A local specialty

Only found in Iya, “dekomawashi” is made by using some of the valley’s most noted ingredients. 

To make it, first a thick wedge of “konyaku” (konjac yam gelatin) is skewered, followed by a stiff cube of Iya’s “stone” tofu, then a dumpling made of soba (buckwheat), and it is all capped off with a small dense Iya potato. 

It is all then slathered with sweet miso paste, roasted to perfection, and tastes delicious!

The unique name “dekomawashi” refers to a traditional wooden puppet since this is what this local creation looks like.

Skewered fish

Along with the dekomawashi, you will be sure to notice the “amego” river fish also being roasted on the charcoal.

A type of river trout, the amego only live in clear mountain streams, for which there are abundance of in the Iya Valley.

The fish are covered with salt which becomes encrusted as it cooks, and it is said that they are skewered this way to make them look like they are swimming through the water.

Gazing at the waterfall beloved by the Heike

A short walk from the Iya-no-Kazurabashi Vine bridge is the Biwa Waterfall. It is said that long ago, when the Heike Samurai came to Iya to hide, they would gather here to sing songs about their old homes and did so while playing the “biwa”, which is a traditional type of Japanese lute. 

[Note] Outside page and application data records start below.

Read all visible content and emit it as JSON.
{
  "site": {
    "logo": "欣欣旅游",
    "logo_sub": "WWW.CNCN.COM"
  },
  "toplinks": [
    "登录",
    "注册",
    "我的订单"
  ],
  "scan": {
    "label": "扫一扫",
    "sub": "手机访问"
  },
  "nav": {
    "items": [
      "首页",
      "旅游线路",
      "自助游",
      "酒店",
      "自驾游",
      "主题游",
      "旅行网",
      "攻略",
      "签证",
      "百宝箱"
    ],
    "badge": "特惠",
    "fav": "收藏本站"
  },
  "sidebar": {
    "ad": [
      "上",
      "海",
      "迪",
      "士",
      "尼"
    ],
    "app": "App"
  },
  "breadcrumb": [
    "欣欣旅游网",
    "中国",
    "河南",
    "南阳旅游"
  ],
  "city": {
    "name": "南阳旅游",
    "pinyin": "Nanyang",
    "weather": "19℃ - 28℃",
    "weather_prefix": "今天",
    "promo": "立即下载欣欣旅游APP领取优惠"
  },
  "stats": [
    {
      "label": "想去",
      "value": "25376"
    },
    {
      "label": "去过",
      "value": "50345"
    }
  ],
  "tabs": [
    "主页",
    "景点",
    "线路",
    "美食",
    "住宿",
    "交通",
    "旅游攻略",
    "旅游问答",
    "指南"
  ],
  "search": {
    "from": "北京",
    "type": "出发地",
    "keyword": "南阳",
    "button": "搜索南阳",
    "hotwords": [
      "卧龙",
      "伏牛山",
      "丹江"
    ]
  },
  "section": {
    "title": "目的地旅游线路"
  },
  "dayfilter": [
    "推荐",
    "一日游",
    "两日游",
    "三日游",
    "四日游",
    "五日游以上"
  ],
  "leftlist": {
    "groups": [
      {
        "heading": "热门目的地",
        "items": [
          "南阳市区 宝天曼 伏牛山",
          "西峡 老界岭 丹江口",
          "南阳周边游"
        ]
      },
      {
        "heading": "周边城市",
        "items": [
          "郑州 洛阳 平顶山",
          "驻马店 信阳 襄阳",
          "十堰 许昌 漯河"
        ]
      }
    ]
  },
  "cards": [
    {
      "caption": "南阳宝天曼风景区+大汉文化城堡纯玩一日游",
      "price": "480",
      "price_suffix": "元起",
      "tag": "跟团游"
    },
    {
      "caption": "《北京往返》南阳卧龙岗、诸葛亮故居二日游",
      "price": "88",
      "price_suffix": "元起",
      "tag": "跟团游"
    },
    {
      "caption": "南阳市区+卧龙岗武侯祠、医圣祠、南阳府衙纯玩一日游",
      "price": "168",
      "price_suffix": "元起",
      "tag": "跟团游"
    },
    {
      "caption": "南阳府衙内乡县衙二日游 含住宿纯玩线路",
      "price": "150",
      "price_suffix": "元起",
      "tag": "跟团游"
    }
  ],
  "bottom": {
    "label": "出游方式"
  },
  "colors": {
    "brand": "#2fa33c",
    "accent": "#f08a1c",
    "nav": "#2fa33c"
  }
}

At the small restaurant right next to the waterfall I stopped in to have one of Iya’s most famed dishes while watching the fabulous waterfall cascade down right before me.

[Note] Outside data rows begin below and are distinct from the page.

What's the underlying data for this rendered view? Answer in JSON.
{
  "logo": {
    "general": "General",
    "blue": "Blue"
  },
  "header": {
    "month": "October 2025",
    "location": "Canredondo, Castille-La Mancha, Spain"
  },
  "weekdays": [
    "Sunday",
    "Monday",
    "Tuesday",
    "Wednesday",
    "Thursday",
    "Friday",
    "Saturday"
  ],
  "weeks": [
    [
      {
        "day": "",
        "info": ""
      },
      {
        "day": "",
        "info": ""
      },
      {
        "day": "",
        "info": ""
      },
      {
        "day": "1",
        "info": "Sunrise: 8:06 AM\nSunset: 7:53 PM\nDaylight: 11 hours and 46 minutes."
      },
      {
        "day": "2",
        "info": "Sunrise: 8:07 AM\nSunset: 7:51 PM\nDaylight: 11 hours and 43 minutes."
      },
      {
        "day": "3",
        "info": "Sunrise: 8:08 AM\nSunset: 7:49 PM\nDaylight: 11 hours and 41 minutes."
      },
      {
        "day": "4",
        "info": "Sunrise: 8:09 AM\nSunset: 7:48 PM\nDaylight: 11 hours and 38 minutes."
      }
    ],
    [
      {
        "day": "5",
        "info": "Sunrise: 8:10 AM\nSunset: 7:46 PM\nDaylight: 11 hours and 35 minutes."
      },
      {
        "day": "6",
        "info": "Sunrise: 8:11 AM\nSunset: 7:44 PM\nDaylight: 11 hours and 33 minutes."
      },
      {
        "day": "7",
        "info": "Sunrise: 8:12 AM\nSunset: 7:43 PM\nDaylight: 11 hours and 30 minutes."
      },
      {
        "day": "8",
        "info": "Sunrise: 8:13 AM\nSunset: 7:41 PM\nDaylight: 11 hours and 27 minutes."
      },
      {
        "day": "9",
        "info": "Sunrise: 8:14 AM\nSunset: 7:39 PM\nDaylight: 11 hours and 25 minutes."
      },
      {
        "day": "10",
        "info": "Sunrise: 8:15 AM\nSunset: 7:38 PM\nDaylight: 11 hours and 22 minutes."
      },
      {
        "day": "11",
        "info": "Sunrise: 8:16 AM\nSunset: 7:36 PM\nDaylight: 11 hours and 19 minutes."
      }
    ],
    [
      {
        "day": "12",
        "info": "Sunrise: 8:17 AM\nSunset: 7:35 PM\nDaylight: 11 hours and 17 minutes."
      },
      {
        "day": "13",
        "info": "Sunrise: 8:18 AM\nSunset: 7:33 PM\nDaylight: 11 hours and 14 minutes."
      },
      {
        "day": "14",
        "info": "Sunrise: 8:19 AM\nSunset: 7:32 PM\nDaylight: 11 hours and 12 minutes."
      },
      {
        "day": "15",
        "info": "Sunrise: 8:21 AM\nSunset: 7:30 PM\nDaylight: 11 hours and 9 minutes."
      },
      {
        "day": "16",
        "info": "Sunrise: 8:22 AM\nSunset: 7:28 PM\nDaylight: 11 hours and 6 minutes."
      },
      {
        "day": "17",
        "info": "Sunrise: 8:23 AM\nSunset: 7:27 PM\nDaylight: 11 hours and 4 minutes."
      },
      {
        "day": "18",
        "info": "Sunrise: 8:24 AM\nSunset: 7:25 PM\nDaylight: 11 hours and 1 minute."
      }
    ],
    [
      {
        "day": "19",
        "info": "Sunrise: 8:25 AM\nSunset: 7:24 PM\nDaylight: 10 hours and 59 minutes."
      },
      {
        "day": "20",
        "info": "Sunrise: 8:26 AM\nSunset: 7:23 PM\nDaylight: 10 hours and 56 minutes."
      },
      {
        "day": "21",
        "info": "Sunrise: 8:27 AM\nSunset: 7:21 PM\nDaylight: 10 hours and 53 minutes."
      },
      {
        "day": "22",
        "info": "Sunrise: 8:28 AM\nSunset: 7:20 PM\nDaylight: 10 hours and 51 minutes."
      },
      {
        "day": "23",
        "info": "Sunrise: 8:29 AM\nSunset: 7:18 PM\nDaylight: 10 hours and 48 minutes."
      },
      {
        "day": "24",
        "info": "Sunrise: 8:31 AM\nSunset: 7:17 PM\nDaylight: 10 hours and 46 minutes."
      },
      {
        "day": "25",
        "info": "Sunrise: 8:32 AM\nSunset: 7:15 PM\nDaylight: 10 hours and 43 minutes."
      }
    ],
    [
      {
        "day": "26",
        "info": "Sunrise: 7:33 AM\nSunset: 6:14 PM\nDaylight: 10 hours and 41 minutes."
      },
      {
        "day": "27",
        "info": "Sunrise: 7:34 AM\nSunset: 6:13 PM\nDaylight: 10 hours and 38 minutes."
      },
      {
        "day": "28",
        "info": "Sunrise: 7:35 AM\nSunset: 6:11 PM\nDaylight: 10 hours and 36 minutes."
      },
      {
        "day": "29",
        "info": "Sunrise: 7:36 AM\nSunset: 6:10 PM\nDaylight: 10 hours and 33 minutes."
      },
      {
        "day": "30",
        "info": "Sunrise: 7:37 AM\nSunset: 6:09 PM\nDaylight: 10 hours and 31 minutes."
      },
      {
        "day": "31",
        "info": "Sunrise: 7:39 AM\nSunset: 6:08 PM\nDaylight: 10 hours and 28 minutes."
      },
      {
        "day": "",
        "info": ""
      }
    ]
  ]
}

Here I ordered “Sansai Soba”, which was a bowl of handmade Iya soba (buckwheat) noodles that was adorned with a heaping amount of wild mountain sprouts.

Enjoying a honey cafe with the local wildlife

And for those looking for a bit more of a modern taste, be sure to stop in at the “Mori-no-Kuma” cafe (“The Mountain’s Bear”) for some desserts that feature lots of local honey.

Situated near the entrance to the Vine Bridge, the menu features various things like grilled sandwiches and fresh french fries, but what’s best is the selection of home-made treats that use pure Iya honey.

I got one of their most popular dishes, which was a thick, fluffy hotcake served with an ample flask of golden honey.

And aside from the natural goodness harvested from the surrounding forests, its also possible to encounter nature here yourself first-hand!

On the front balcony just take some of the seeds or nuts available, hold them out, and within a minute or so one of the wild mountain birds will swoop in to have a little treat for themself!

No doubt, there’s lots to taste and encounter while enjoying yourself around the Iya-no-Kazurabashi Vine Bridge.

In Part 3 we will check out the large visitor’s center for the Kazurabashi.

The Iya-no-Kazurabashi

Open everyday of the year (weather permitting )

April – June  8am-6pm

July – Aug  7:30am-6:30pm

Sept – March  8am-5pm

In the evenings from 7pm – 9:30pm the Kazurabashi Bridge is illuminated with special spotlights. At this time it is free to view, but not possible to cross.

For complete access details in English, check the Kazurabashi’s listing on the IyaTime website:

 (Text & Photos by: Shaun Lamzy)